L.A. County undersheriff admits to having police gang tattoo

It would be rude to call a deputy a caveman to his face but hey, if he comes right out and admits it and goes so far as to get a tattoo of it, well… thanks, caveman. You're way ahead of the curve. Unfortunately, though, this tattoo wasn't a self-depreciating moment made flesh. Instead, it's further evidence of the ubiquitous presence of gangs in the Los Angeles Sheriff's Department. Though former sheriff Villanueva was quick to demote them to mere "subgroups", these gangs exhibit the same behavior as the organizations that they are purportedly out to police. What makes a gang? Well, the LASD "subgroups" pretty much define define the definition of a gang, as spelled out by the deputy's own handbooks. There are endless comparisons and extensive research out there, Knock LA has a great podcast on the topic here.

So, what's the latest on the gang scoop?

After two years of fighting a subpoena issued by the Los Angeles County Sheriff Civilian Oversight Commission (COC), former undersheriff Timothy Murakami testified Thursday that he received the tattoo of the Cavemen deputy gang while he was a deputy at the East LA station in the 1980s.

[…]Murakami testified that he received the ink at a tattoo shop on Whittier Boulevard with a group of 6 to 10 other deputies. The ink was described as an image of Caveman carrying a club with the letters ELA (signifying the East LA Sheriff's station) across its chest or stomach, on his right calf. Murakami's was number 10, meaning he was one of the first 10 people to get the tattoo. He stated that he had seen others with the tattoo, but could not identify them, nor how many others had it.

Cerise Castle, LA Public Press

And surely, this appendage of the law is cognizant of the similarities between his gang, street gangs, maybe even authoritarian gangs that are pretty universally condemned?
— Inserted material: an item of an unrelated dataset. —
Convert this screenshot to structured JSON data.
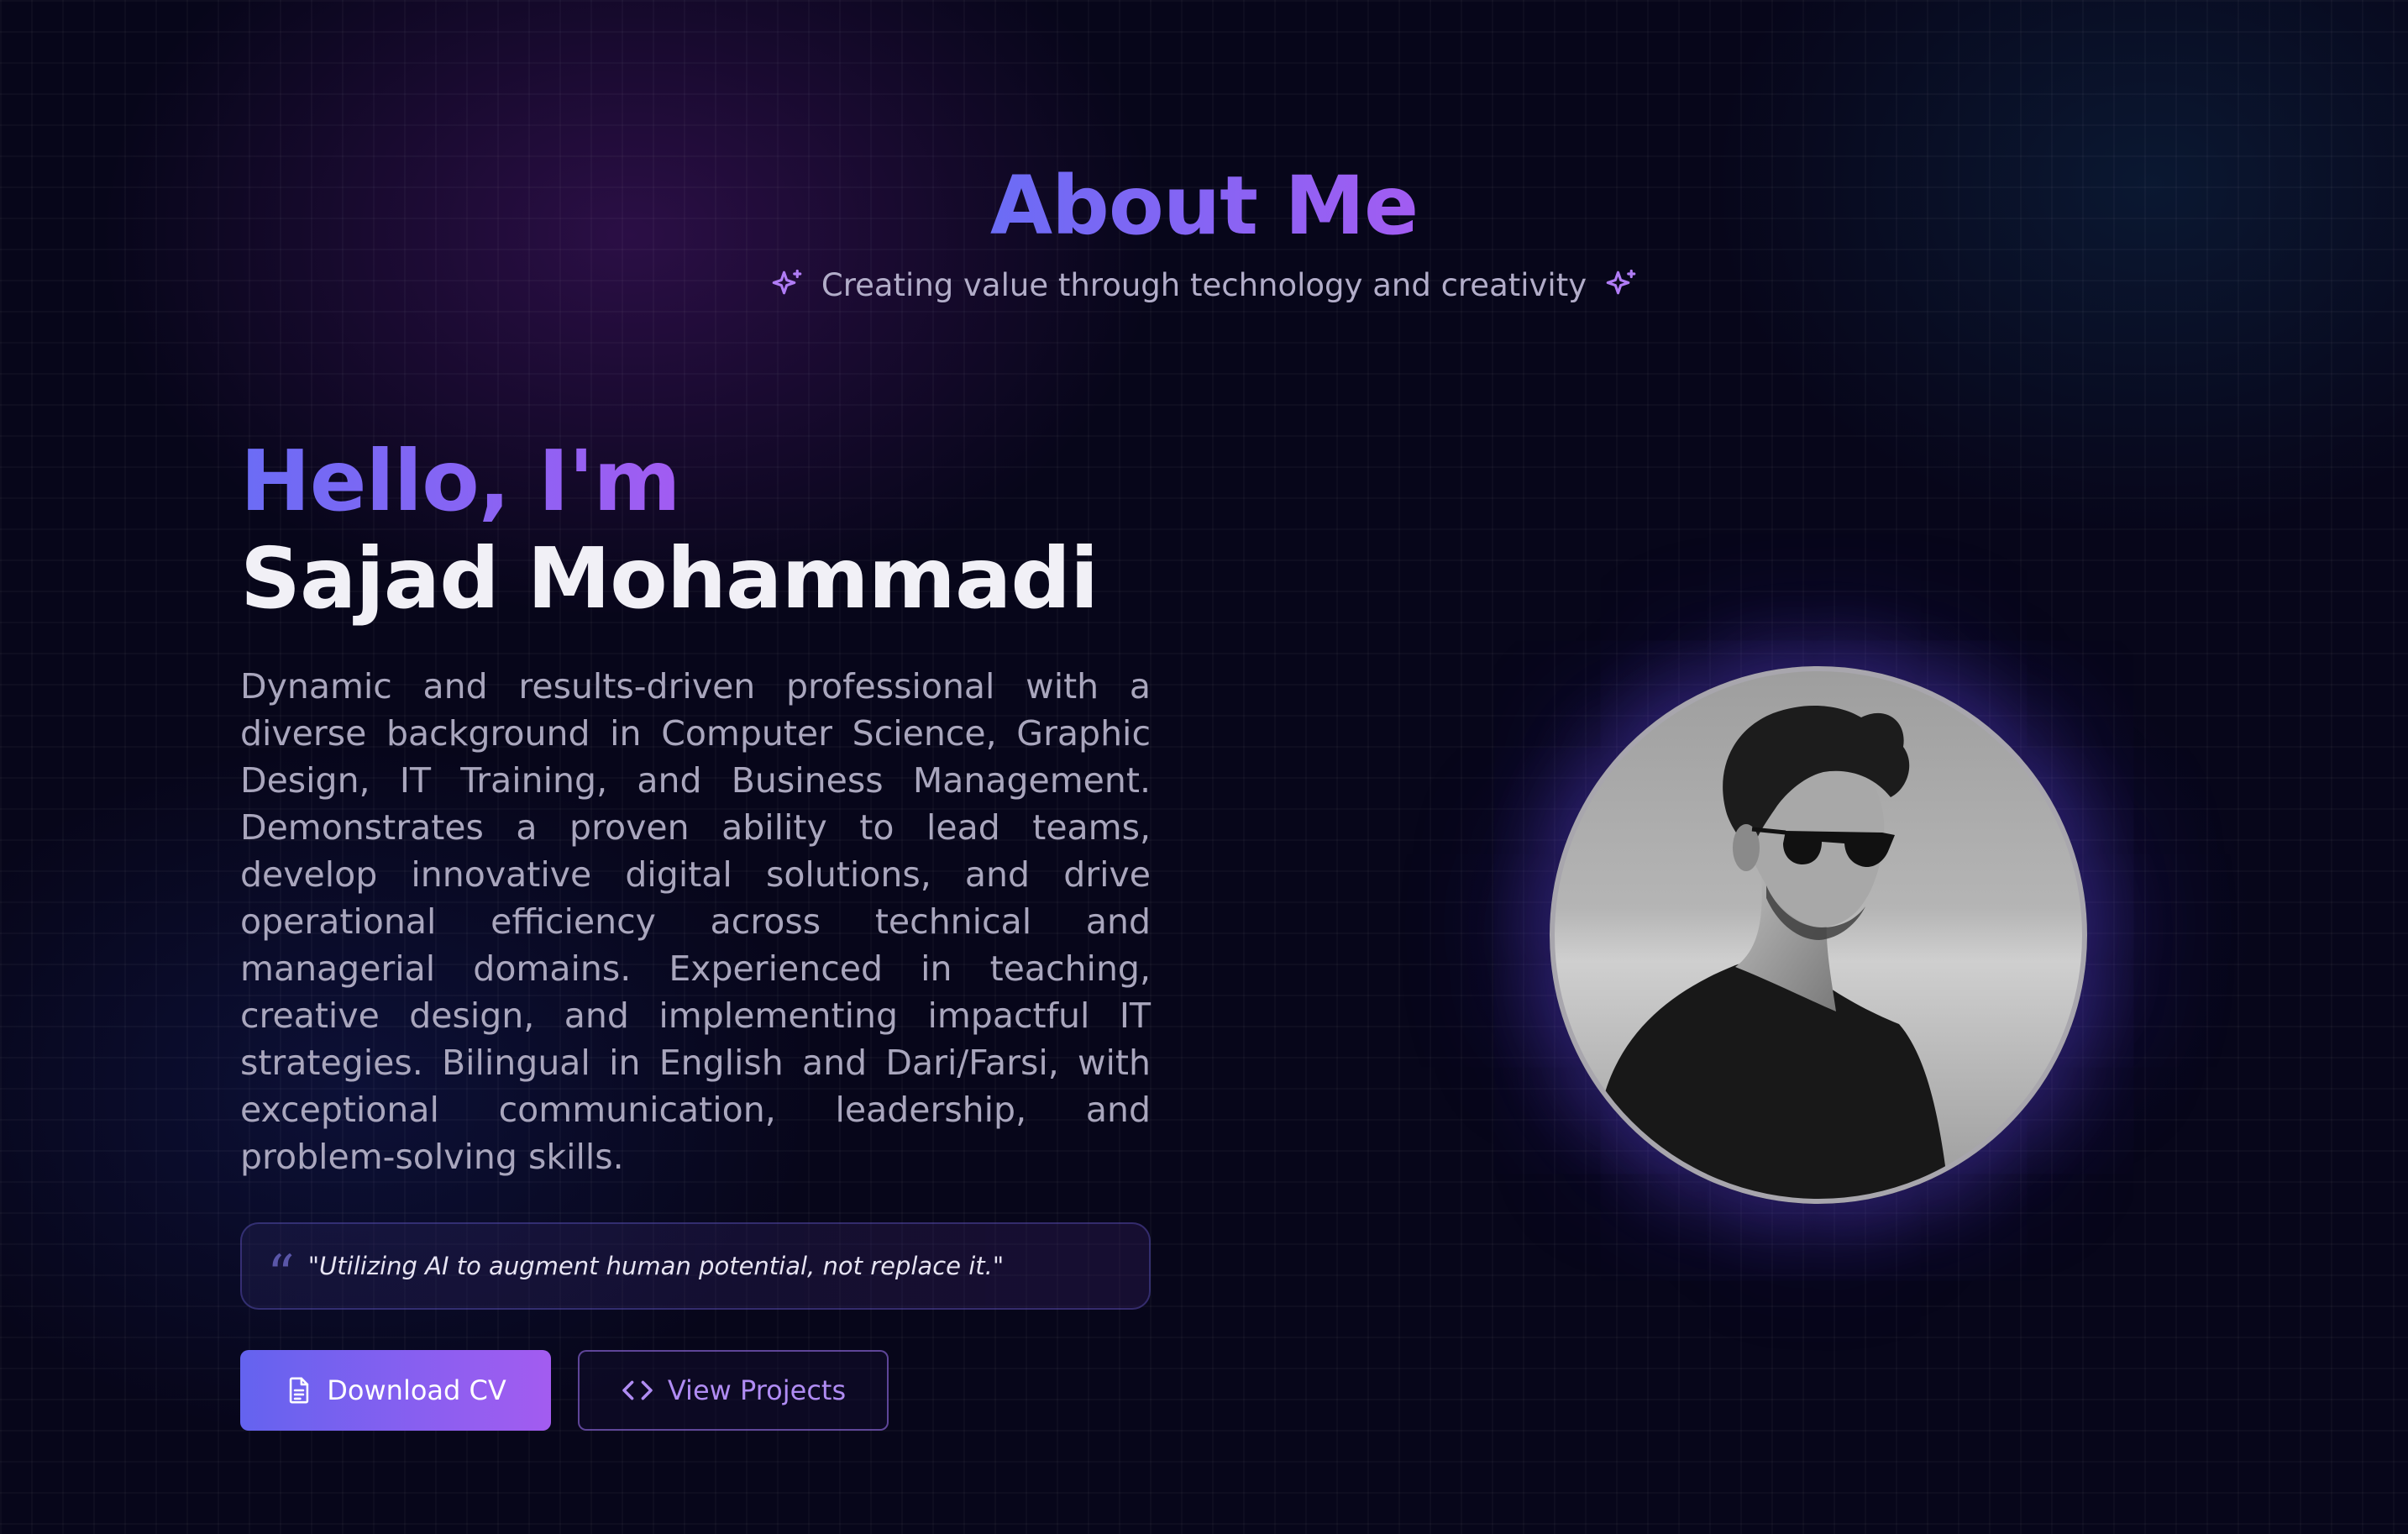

Murakami stated that he did not believe the department could discipline for tattoos associated with the Ku Klux Klan or a swastika "as long as it's covered" because "it would be a mess."

[…]Murakami could not identify any women or Black people who were members of the Cavemen, but said he thought there were some. He also testified that he did not think it would be illegal for a deputy gang to discriminate against either group. The former undersheriff also refused to answer questions about his use of racial epithets at the advice of his counsel. The County Equity Oversight Panel recommended in 2020 that Murakami be disciplined for using a Japanese language slur for Black people, but Villanueva ultimately rejected their recommendation.

Cerise Castle, LA Public Press

In testifying like this, Murakami has done a disservice to cavemen everywhere.

Previously: Former LA Sheriff Villaneuva says sheriff gangs are simply subgroups